Source information >>

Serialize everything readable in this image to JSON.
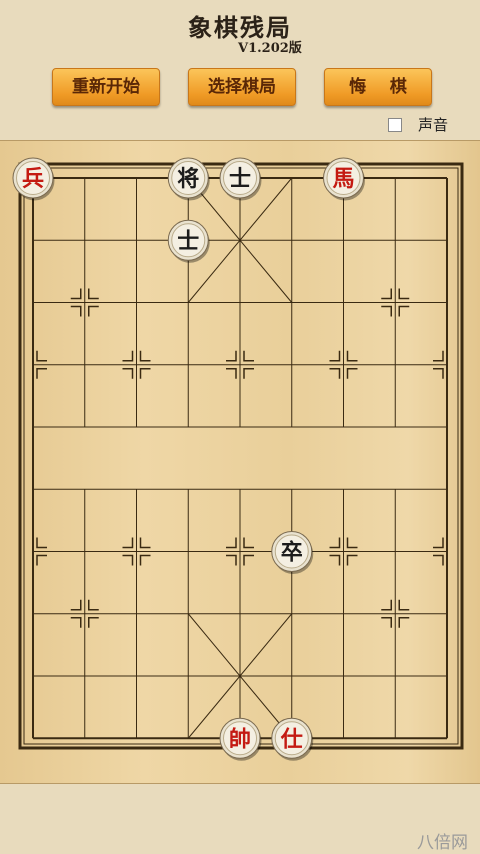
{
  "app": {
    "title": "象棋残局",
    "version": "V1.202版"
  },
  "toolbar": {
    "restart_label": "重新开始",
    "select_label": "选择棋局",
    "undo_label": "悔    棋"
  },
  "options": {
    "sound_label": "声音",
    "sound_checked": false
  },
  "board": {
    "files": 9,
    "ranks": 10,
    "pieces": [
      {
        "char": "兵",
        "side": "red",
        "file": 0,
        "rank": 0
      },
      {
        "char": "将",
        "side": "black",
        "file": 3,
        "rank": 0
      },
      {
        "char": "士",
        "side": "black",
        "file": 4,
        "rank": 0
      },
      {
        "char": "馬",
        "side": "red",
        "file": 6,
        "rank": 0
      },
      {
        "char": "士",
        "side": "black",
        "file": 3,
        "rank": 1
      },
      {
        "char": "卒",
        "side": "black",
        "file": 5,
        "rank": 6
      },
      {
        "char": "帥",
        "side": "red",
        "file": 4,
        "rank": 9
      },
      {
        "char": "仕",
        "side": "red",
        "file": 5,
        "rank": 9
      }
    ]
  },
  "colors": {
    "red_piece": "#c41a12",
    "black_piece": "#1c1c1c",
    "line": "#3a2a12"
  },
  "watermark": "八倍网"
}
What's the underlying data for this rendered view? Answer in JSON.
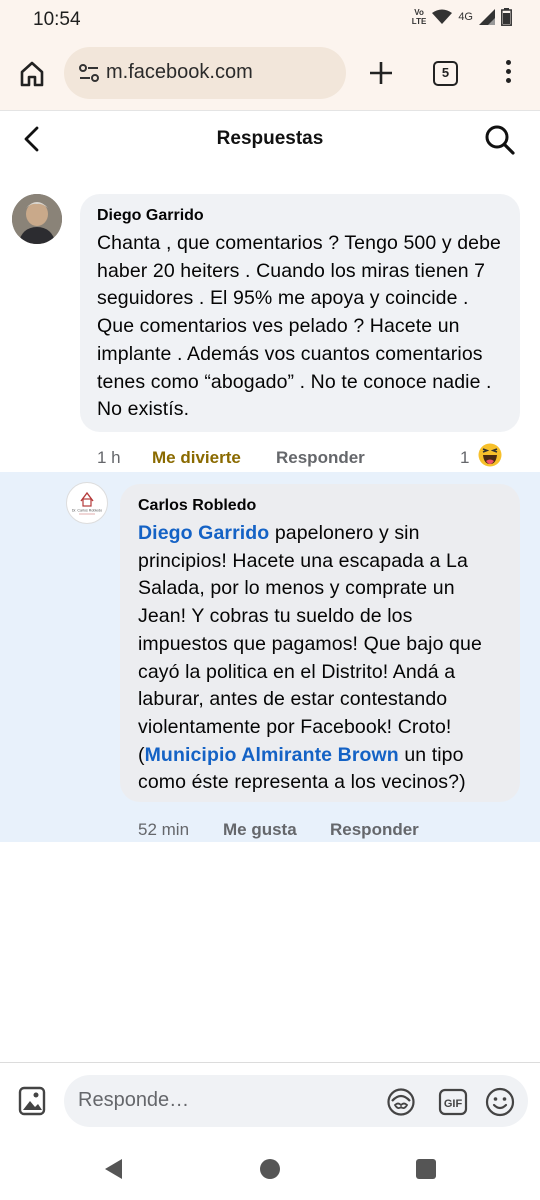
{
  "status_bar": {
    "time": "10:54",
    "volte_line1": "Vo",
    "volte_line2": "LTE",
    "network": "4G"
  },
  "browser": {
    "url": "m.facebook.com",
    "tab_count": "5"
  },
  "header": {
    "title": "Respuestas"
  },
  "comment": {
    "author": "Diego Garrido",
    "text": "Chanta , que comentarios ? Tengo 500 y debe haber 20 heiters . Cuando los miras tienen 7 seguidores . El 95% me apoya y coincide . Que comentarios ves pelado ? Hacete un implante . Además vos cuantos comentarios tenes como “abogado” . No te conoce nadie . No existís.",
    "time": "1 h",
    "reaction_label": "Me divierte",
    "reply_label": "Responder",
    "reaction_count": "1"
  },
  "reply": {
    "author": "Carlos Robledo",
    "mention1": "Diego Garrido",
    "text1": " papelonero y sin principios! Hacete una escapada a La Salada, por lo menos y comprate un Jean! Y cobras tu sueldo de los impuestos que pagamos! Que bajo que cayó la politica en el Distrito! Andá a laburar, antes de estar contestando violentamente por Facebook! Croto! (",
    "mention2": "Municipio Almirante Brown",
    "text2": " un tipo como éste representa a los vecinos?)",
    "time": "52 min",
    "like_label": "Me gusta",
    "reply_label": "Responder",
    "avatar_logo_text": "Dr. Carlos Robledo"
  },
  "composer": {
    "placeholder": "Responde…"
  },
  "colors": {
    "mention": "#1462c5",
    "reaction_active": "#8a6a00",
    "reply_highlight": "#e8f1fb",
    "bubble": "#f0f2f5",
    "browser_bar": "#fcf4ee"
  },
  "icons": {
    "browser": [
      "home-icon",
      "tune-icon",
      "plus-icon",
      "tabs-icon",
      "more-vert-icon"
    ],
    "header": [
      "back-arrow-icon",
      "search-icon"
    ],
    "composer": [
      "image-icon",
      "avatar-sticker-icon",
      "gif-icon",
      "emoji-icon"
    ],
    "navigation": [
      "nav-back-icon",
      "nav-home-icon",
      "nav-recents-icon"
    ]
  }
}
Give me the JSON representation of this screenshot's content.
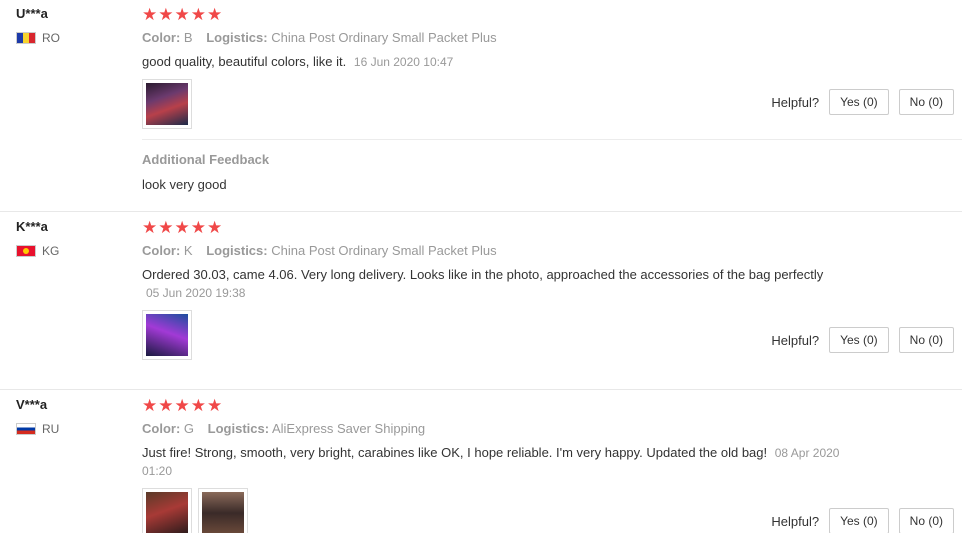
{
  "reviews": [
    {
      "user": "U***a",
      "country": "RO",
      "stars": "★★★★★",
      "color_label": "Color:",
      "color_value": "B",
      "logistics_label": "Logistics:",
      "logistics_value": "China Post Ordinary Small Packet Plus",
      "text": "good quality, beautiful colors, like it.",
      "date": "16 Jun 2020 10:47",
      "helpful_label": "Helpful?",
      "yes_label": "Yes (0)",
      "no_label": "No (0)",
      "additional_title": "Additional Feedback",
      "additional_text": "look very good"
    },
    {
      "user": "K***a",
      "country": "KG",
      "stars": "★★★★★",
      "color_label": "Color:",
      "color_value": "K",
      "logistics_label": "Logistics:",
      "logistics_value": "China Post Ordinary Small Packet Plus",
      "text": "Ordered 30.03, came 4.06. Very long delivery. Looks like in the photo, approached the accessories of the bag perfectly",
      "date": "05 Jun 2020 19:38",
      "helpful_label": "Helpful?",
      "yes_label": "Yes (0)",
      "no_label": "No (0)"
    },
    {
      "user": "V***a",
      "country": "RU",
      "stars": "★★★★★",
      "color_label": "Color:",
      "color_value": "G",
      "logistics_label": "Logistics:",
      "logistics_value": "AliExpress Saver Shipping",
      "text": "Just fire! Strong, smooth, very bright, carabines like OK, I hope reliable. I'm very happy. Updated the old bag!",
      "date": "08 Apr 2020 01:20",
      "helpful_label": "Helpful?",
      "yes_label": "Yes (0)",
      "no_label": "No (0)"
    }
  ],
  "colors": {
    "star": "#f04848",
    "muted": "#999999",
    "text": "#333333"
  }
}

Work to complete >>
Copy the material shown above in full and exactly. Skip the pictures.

Solution >>
Serialize everything readable in this image to JSON.
{
  "app": {
    "title": "象棋残局",
    "version": "V1.202版"
  },
  "toolbar": {
    "restart_label": "重新开始",
    "select_label": "选择棋局",
    "undo_label": "悔    棋"
  },
  "options": {
    "sound_label": "声音",
    "sound_checked": false
  },
  "board": {
    "files": 9,
    "ranks": 10,
    "pieces": [
      {
        "char": "兵",
        "side": "red",
        "file": 0,
        "rank": 0
      },
      {
        "char": "将",
        "side": "black",
        "file": 3,
        "rank": 0
      },
      {
        "char": "士",
        "side": "black",
        "file": 4,
        "rank": 0
      },
      {
        "char": "馬",
        "side": "red",
        "file": 6,
        "rank": 0
      },
      {
        "char": "士",
        "side": "black",
        "file": 3,
        "rank": 1
      },
      {
        "char": "卒",
        "side": "black",
        "file": 5,
        "rank": 6
      },
      {
        "char": "帥",
        "side": "red",
        "file": 4,
        "rank": 9
      },
      {
        "char": "仕",
        "side": "red",
        "file": 5,
        "rank": 9
      }
    ]
  },
  "colors": {
    "red_piece": "#c41a12",
    "black_piece": "#1c1c1c",
    "line": "#3a2a12"
  },
  "watermark": "八倍网"
}
What's the underlying data for this rendered view? Answer in JSON.
{
  "status_bar": {
    "time": "10:54",
    "volte_line1": "Vo",
    "volte_line2": "LTE",
    "network": "4G"
  },
  "browser": {
    "url": "m.facebook.com",
    "tab_count": "5"
  },
  "header": {
    "title": "Respuestas"
  },
  "comment": {
    "author": "Diego Garrido",
    "text": "Chanta , que comentarios ? Tengo 500 y debe haber 20 heiters . Cuando los miras tienen 7 seguidores . El 95% me apoya y coincide . Que comentarios ves pelado ? Hacete un implante . Además vos cuantos comentarios tenes como “abogado” . No te conoce nadie . No existís.",
    "time": "1 h",
    "reaction_label": "Me divierte",
    "reply_label": "Responder",
    "reaction_count": "1"
  },
  "reply": {
    "author": "Carlos Robledo",
    "mention1": "Diego Garrido",
    "text1": " papelonero y sin principios! Hacete una escapada a La Salada, por lo menos y comprate un Jean! Y cobras tu sueldo de los impuestos que pagamos! Que bajo que cayó la politica en el Distrito! Andá a laburar, antes de estar contestando violentamente por Facebook! Croto! (",
    "mention2": "Municipio Almirante Brown",
    "text2": " un tipo como éste representa a los vecinos?)",
    "time": "52 min",
    "like_label": "Me gusta",
    "reply_label": "Responder",
    "avatar_logo_text": "Dr. Carlos Robledo"
  },
  "composer": {
    "placeholder": "Responde…"
  },
  "colors": {
    "mention": "#1462c5",
    "reaction_active": "#8a6a00",
    "reply_highlight": "#e8f1fb",
    "bubble": "#f0f2f5",
    "browser_bar": "#fcf4ee"
  },
  "icons": {
    "browser": [
      "home-icon",
      "tune-icon",
      "plus-icon",
      "tabs-icon",
      "more-vert-icon"
    ],
    "header": [
      "back-arrow-icon",
      "search-icon"
    ],
    "composer": [
      "image-icon",
      "avatar-sticker-icon",
      "gif-icon",
      "emoji-icon"
    ],
    "navigation": [
      "nav-back-icon",
      "nav-home-icon",
      "nav-recents-icon"
    ]
  }
}
Give me the JSON representation of this screenshot's content.
{
  "reviews": [
    {
      "user": "U***a",
      "country": "RO",
      "stars": "★★★★★",
      "color_label": "Color:",
      "color_value": "B",
      "logistics_label": "Logistics:",
      "logistics_value": "China Post Ordinary Small Packet Plus",
      "text": "good quality, beautiful colors, like it.",
      "date": "16 Jun 2020 10:47",
      "helpful_label": "Helpful?",
      "yes_label": "Yes (0)",
      "no_label": "No (0)",
      "additional_title": "Additional Feedback",
      "additional_text": "look very good"
    },
    {
      "user": "K***a",
      "country": "KG",
      "stars": "★★★★★",
      "color_label": "Color:",
      "color_value": "K",
      "logistics_label": "Logistics:",
      "logistics_value": "China Post Ordinary Small Packet Plus",
      "text": "Ordered 30.03, came 4.06. Very long delivery. Looks like in the photo, approached the accessories of the bag perfectly",
      "date": "05 Jun 2020 19:38",
      "helpful_label": "Helpful?",
      "yes_label": "Yes (0)",
      "no_label": "No (0)"
    },
    {
      "user": "V***a",
      "country": "RU",
      "stars": "★★★★★",
      "color_label": "Color:",
      "color_value": "G",
      "logistics_label": "Logistics:",
      "logistics_value": "AliExpress Saver Shipping",
      "text": "Just fire! Strong, smooth, very bright, carabines like OK, I hope reliable. I'm very happy. Updated the old bag!",
      "date": "08 Apr 2020 01:20",
      "helpful_label": "Helpful?",
      "yes_label": "Yes (0)",
      "no_label": "No (0)"
    }
  ],
  "colors": {
    "star": "#f04848",
    "muted": "#999999",
    "text": "#333333"
  }
}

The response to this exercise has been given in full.